Marriages and relationships haven’t always looked like this. In the past, and to this day in some cultures, marriage looks entirely different, sometimes with multiple partners, and sometimes with no permanent partners at all. Perhaps it stands to reason, then, that the best relationship model is something between those two.
What is an Apartnership?
We’ve been programmed, or conditioned, to view relationships in accordance with a strict, binary definition . Because our societal view of marriage is such a rigid and unchanging model, literally set in stone, it suits some and not others. Those for whom the current marriage model is not a good fit either divorce, or suffer unfulfilled lives.
Is there another way? Is there a more flexible way to share your life with a loved one, but do so in mutually agreeable terms? In other words, is there an alternative marriage model?
There are two primary reasons for the breakdown of a happy marriage. The first is the desire to have control of your own space. The second is the desire of one or both partners to have wider sexual experiences. Both of these can lead to the kind of resentment that can sink a relationship.
Enter the ‘apartnership.’ It’s a trend that is gaining ground, mainly amongst older couples , but I believe it could benefit countless couples of any age and background. What is it? Well, as the name suggests, it’s a relationship in which the partners love each other as in a normal marriage, but live apart.
In this model, in every respect, it’s a perfectly stable and healthy marriage, but one in which the partners don’t live together. Hence, ‘apartner.’ Partners, apart.

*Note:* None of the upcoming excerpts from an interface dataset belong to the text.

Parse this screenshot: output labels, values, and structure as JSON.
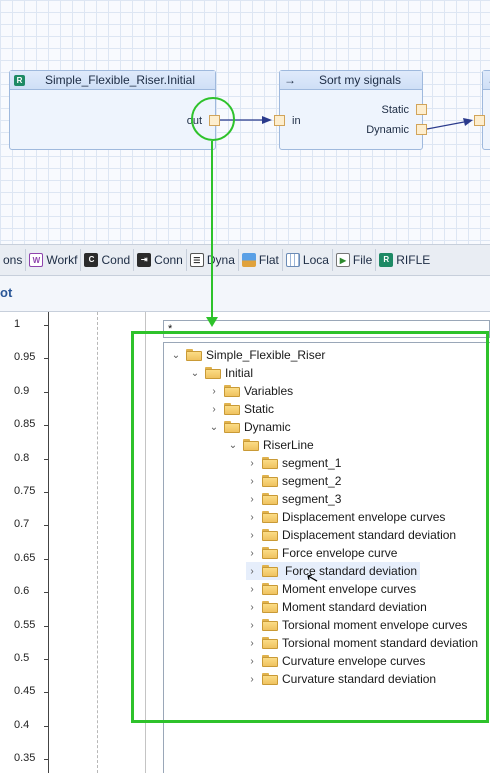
{
  "canvas": {
    "node_initial": {
      "title": "Simple_Flexible_Riser.Initial",
      "icon_glyph": "R",
      "out_label": "out"
    },
    "node_sort": {
      "title": "Sort my signals",
      "icon_glyph": "→",
      "in_label": "in",
      "static_label": "Static",
      "dynamic_label": "Dynamic"
    }
  },
  "tabs": [
    {
      "label": "ons",
      "icon": "none"
    },
    {
      "label": "Workf",
      "icon": "workflow-icon"
    },
    {
      "label": "Cond",
      "icon": "condition-icon"
    },
    {
      "label": "Conn",
      "icon": "connector-icon"
    },
    {
      "label": "Dyna",
      "icon": "dynamic-icon"
    },
    {
      "label": "Flat",
      "icon": "flat-icon"
    },
    {
      "label": "Loca",
      "icon": "local-icon"
    },
    {
      "label": "File",
      "icon": "file-icon"
    },
    {
      "label": "RIFLE",
      "icon": "riflex-icon"
    }
  ],
  "panel": {
    "title": "ot"
  },
  "plot": {
    "y_ticks": [
      "1",
      "0.95",
      "0.9",
      "0.85",
      "0.8",
      "0.75",
      "0.7",
      "0.65",
      "0.6",
      "0.55",
      "0.5",
      "0.45",
      "0.4",
      "0.35"
    ]
  },
  "filter": {
    "value": "*"
  },
  "tree": [
    {
      "label": "Simple_Flexible_Riser",
      "depth": 0,
      "state": "expanded"
    },
    {
      "label": "Initial",
      "depth": 1,
      "state": "expanded"
    },
    {
      "label": "Variables",
      "depth": 2,
      "state": "collapsed"
    },
    {
      "label": "Static",
      "depth": 2,
      "state": "collapsed"
    },
    {
      "label": "Dynamic",
      "depth": 2,
      "state": "expanded"
    },
    {
      "label": "RiserLine",
      "depth": 3,
      "state": "expanded"
    },
    {
      "label": "segment_1",
      "depth": 4,
      "state": "collapsed"
    },
    {
      "label": "segment_2",
      "depth": 4,
      "state": "collapsed"
    },
    {
      "label": "segment_3",
      "depth": 4,
      "state": "collapsed"
    },
    {
      "label": "Displacement envelope curves",
      "depth": 4,
      "state": "collapsed"
    },
    {
      "label": "Displacement standard deviation",
      "depth": 4,
      "state": "collapsed"
    },
    {
      "label": "Force envelope curve",
      "depth": 4,
      "state": "collapsed"
    },
    {
      "label": "Force standard deviation",
      "depth": 4,
      "state": "collapsed",
      "selected": true
    },
    {
      "label": "Moment envelope curves",
      "depth": 4,
      "state": "collapsed"
    },
    {
      "label": "Moment standard deviation",
      "depth": 4,
      "state": "collapsed"
    },
    {
      "label": "Torsional moment envelope curves",
      "depth": 4,
      "state": "collapsed"
    },
    {
      "label": "Torsional moment standard deviation",
      "depth": 4,
      "state": "collapsed"
    },
    {
      "label": "Curvature envelope curves",
      "depth": 4,
      "state": "collapsed"
    },
    {
      "label": "Curvature standard deviation",
      "depth": 4,
      "state": "collapsed"
    }
  ],
  "colors": {
    "accent_green": "#2ec22b",
    "node_fill": "#eef4fd",
    "port_fill": "#fdeecf",
    "folder": "#f5cd6c"
  }
}
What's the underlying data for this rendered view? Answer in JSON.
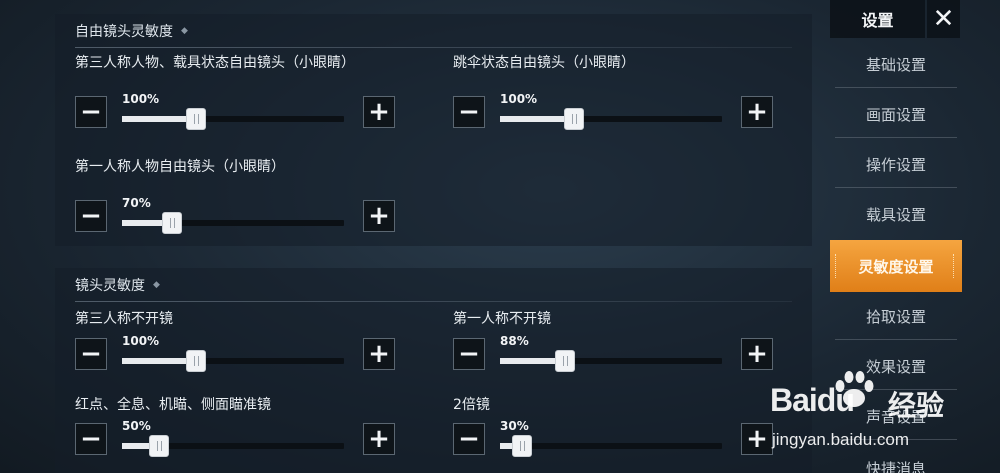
{
  "sections": [
    {
      "title": "自由镜头灵敏度",
      "settings": [
        {
          "label": "第三人称人物、载具状态自由镜头（小眼睛）",
          "value": "100%",
          "fraction": 0.335
        },
        {
          "label": "跳伞状态自由镜头（小眼睛）",
          "value": "100%",
          "fraction": 0.335
        },
        {
          "label": "第一人称人物自由镜头（小眼睛）",
          "value": "70%",
          "fraction": 0.225
        }
      ]
    },
    {
      "title": "镜头灵敏度",
      "settings": [
        {
          "label": "第三人称不开镜",
          "value": "100%",
          "fraction": 0.335
        },
        {
          "label": "第一人称不开镜",
          "value": "88%",
          "fraction": 0.295
        },
        {
          "label": "红点、全息、机瞄、侧面瞄准镜",
          "value": "50%",
          "fraction": 0.165
        },
        {
          "label": "2倍镜",
          "value": "30%",
          "fraction": 0.1
        }
      ]
    }
  ],
  "controls": {
    "minus": "−",
    "plus": "+"
  },
  "panel": {
    "title": "设置",
    "close": "✕",
    "nav": [
      "基础设置",
      "画面设置",
      "操作设置",
      "载具设置",
      "灵敏度设置",
      "拾取设置",
      "效果设置",
      "声音设置",
      "快捷消息"
    ],
    "active_index": 4
  },
  "watermark": {
    "logo": "Bai",
    "logo_du": "du",
    "text": "经验",
    "url": "jingyan.baidu.com"
  },
  "colors": {
    "accent": "#f5a540",
    "slider_fill": "#e8ebee"
  }
}
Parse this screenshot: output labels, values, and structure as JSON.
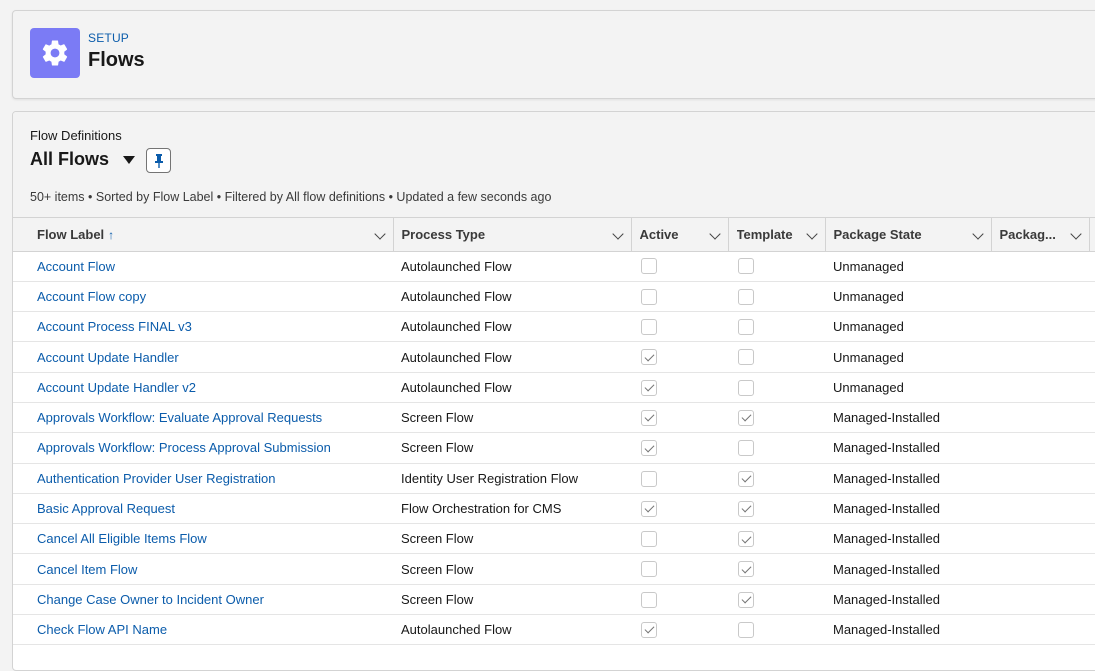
{
  "header": {
    "section": "SETUP",
    "title": "Flows",
    "icon": "gear-icon",
    "icon_color": "#7b7bf5"
  },
  "list": {
    "object_label": "Flow Definitions",
    "view_name": "All Flows",
    "meta": "50+ items • Sorted by Flow Label • Filtered by All flow definitions • Updated a few seconds ago",
    "columns": [
      {
        "label": "Flow Label",
        "sorted": "ascending"
      },
      {
        "label": "Process Type"
      },
      {
        "label": "Active"
      },
      {
        "label": "Template"
      },
      {
        "label": "Package State"
      },
      {
        "label": "Packag..."
      }
    ],
    "rows": [
      {
        "label": "Account Flow",
        "type": "Autolaunched Flow",
        "active": false,
        "template": false,
        "state": "Unmanaged"
      },
      {
        "label": "Account Flow copy",
        "type": "Autolaunched Flow",
        "active": false,
        "template": false,
        "state": "Unmanaged"
      },
      {
        "label": "Account Process FINAL v3",
        "type": "Autolaunched Flow",
        "active": false,
        "template": false,
        "state": "Unmanaged"
      },
      {
        "label": "Account Update Handler",
        "type": "Autolaunched Flow",
        "active": true,
        "template": false,
        "state": "Unmanaged"
      },
      {
        "label": "Account Update Handler v2",
        "type": "Autolaunched Flow",
        "active": true,
        "template": false,
        "state": "Unmanaged"
      },
      {
        "label": "Approvals Workflow: Evaluate Approval Requests",
        "type": "Screen Flow",
        "active": true,
        "template": true,
        "state": "Managed-Installed"
      },
      {
        "label": "Approvals Workflow: Process Approval Submission",
        "type": "Screen Flow",
        "active": true,
        "template": false,
        "state": "Managed-Installed"
      },
      {
        "label": "Authentication Provider User Registration",
        "type": "Identity User Registration Flow",
        "active": false,
        "template": true,
        "state": "Managed-Installed"
      },
      {
        "label": "Basic Approval Request",
        "type": "Flow Orchestration for CMS",
        "active": true,
        "template": true,
        "state": "Managed-Installed"
      },
      {
        "label": "Cancel All Eligible Items Flow",
        "type": "Screen Flow",
        "active": false,
        "template": true,
        "state": "Managed-Installed"
      },
      {
        "label": "Cancel Item Flow",
        "type": "Screen Flow",
        "active": false,
        "template": true,
        "state": "Managed-Installed"
      },
      {
        "label": "Change Case Owner to Incident Owner",
        "type": "Screen Flow",
        "active": false,
        "template": true,
        "state": "Managed-Installed"
      },
      {
        "label": "Check Flow API Name",
        "type": "Autolaunched Flow",
        "active": true,
        "template": false,
        "state": "Managed-Installed"
      }
    ]
  },
  "colors": {
    "link": "#0b5cab",
    "background": "#f3f3f3"
  }
}
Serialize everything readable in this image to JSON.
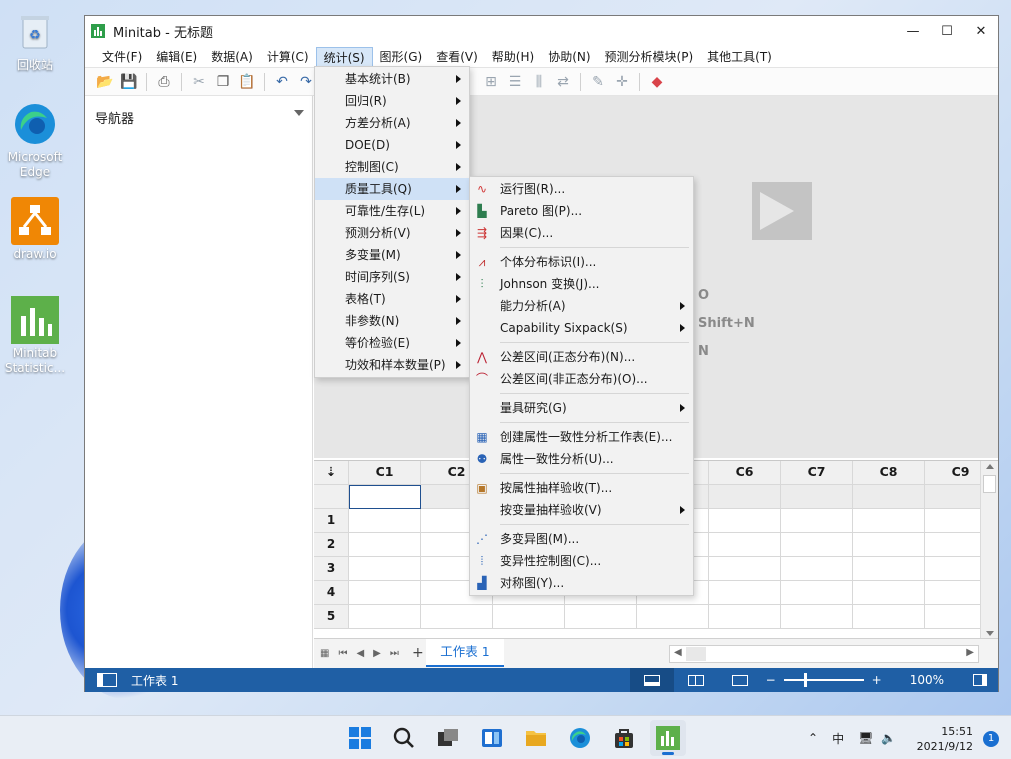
{
  "desktop": {
    "icons": [
      {
        "label": "回收站"
      },
      {
        "label": "Microsoft Edge"
      },
      {
        "label": "draw.io"
      },
      {
        "label": "Minitab Statistic..."
      }
    ]
  },
  "window": {
    "title": "Minitab - 无标题",
    "controls": {
      "minimize": "—",
      "maximize": "☐",
      "close": "✕"
    }
  },
  "menubar": [
    "文件(F)",
    "编辑(E)",
    "数据(A)",
    "计算(C)",
    "统计(S)",
    "图形(G)",
    "查看(V)",
    "帮助(H)",
    "协助(N)",
    "预测分析模块(P)",
    "其他工具(T)"
  ],
  "navigator": {
    "title": "导航器"
  },
  "output": {
    "shortcuts": [
      "O",
      "Shift+N",
      "N"
    ]
  },
  "stat_menu": [
    {
      "label": "基本统计(B)",
      "submenu": true
    },
    {
      "label": "回归(R)",
      "submenu": true
    },
    {
      "label": "方差分析(A)",
      "submenu": true
    },
    {
      "label": "DOE(D)",
      "submenu": true
    },
    {
      "label": "控制图(C)",
      "submenu": true
    },
    {
      "label": "质量工具(Q)",
      "submenu": true,
      "highlighted": true
    },
    {
      "label": "可靠性/生存(L)",
      "submenu": true
    },
    {
      "label": "预测分析(V)",
      "submenu": true
    },
    {
      "label": "多变量(M)",
      "submenu": true
    },
    {
      "label": "时间序列(S)",
      "submenu": true
    },
    {
      "label": "表格(T)",
      "submenu": true
    },
    {
      "label": "非参数(N)",
      "submenu": true
    },
    {
      "label": "等价检验(E)",
      "submenu": true
    },
    {
      "label": "功效和样本数量(P)",
      "submenu": true
    }
  ],
  "quality_menu": {
    "group1": [
      {
        "label": "运行图(R)...",
        "icon": "run-chart-icon"
      },
      {
        "label": "Pareto 图(P)...",
        "icon": "pareto-icon"
      },
      {
        "label": "因果(C)...",
        "icon": "fishbone-icon"
      }
    ],
    "group2": [
      {
        "label": "个体分布标识(I)...",
        "icon": "distribution-icon"
      },
      {
        "label": "Johnson 变换(J)...",
        "icon": "johnson-icon"
      },
      {
        "label": "能力分析(A)",
        "submenu": true
      },
      {
        "label": "Capability Sixpack(S)",
        "submenu": true
      }
    ],
    "group3": [
      {
        "label": "公差区间(正态分布)(N)...",
        "icon": "tolerance-normal-icon"
      },
      {
        "label": "公差区间(非正态分布)(O)...",
        "icon": "tolerance-nonnormal-icon"
      }
    ],
    "group4": [
      {
        "label": "量具研究(G)",
        "submenu": true
      }
    ],
    "group5": [
      {
        "label": "创建属性一致性分析工作表(E)...",
        "icon": "worksheet-icon"
      },
      {
        "label": "属性一致性分析(U)...",
        "icon": "agreement-icon"
      }
    ],
    "group6": [
      {
        "label": "按属性抽样验收(T)...",
        "icon": "sampling-icon"
      },
      {
        "label": "按变量抽样验收(V)",
        "submenu": true
      }
    ],
    "group7": [
      {
        "label": "多变异图(M)...",
        "icon": "multivari-icon"
      },
      {
        "label": "变异性控制图(C)...",
        "icon": "variability-icon"
      },
      {
        "label": "对称图(Y)...",
        "icon": "symmetry-icon"
      }
    ]
  },
  "worksheet": {
    "columns": [
      "C1",
      "C2",
      "",
      "",
      "",
      "C6",
      "C7",
      "C8",
      "C9"
    ],
    "rows": [
      "1",
      "2",
      "3",
      "4",
      "5"
    ],
    "corner": "⇣",
    "tab": "工作表 1",
    "tab_add": "+"
  },
  "statusbar": {
    "sheet": "工作表 1",
    "zoom": "100%",
    "minus": "−",
    "plus": "+"
  },
  "taskbar": {
    "tray_lang": "中",
    "time": "15:51",
    "date": "2021/9/12",
    "notifications": "1"
  }
}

In this emerging relationship dynamic, you and your partner can be together when you want to, and be alone when you want to. That means the time that you choose to spend together will always be quality time, and neither of you has to let each other’s rules and irritations distract you from being together.
This offers the opportunity to begin discussing the widening of sexual experiences, perhaps laying the foundation for a healthy open marriage without resorting to what would conventionally be called ‘cheating.’ In doing so, the excitement and exhilaration of the early stages of a relationship are both nurtured for longer, reinvigorating the core relationship with your apartner.
The current cultural climate puts a lot of pressure in the concept of individuality and independence, and by the time most of us find ourselves at marriage age, we do so because we’ve built our lives up to be in a strong position. Giving that away, or to have to share the independence you worked so hard for, can be incredibly difficult. If you, like millions of others, want to retain that independence, a married apartnership might be just the way to do it.
Does Living Apart Together Work?
Apartnerships, otherwise know as LAT (Living Apart Together) relationships, won’t necessarily work in every situation and for every couple. There are logistical considerations: not every couple can afford to maintain two houses, for example, or for the sake of childcare both parents need to be fully present at all times. It also comes with risks. For example, you might find yourself wondering if your partner has suggested an LAT arrangement as a stepping stone to a divorce. In that case, your relationship has deeper problems that need to be addressed. You also need to trust each other a great deal to avoid jealousy or animosity, and both of you need to be excellent and honest communicators .
Marriage is no longer a one-size-fits-all model. Times are changing, people are marrying later, having kids older, and the relationship dynamics are not keeping up. A living alone together dynamic might just be exactly what we need now, and in the near future.
The post What is an Apartnership and Can it Save Your Marriage? appeared first on Volonté .Intimate Tickles found this article quite interested, and we thought you might to. We give all the credit for this article to Stuart Nugent. Click Here To Read This Article From It's Original Source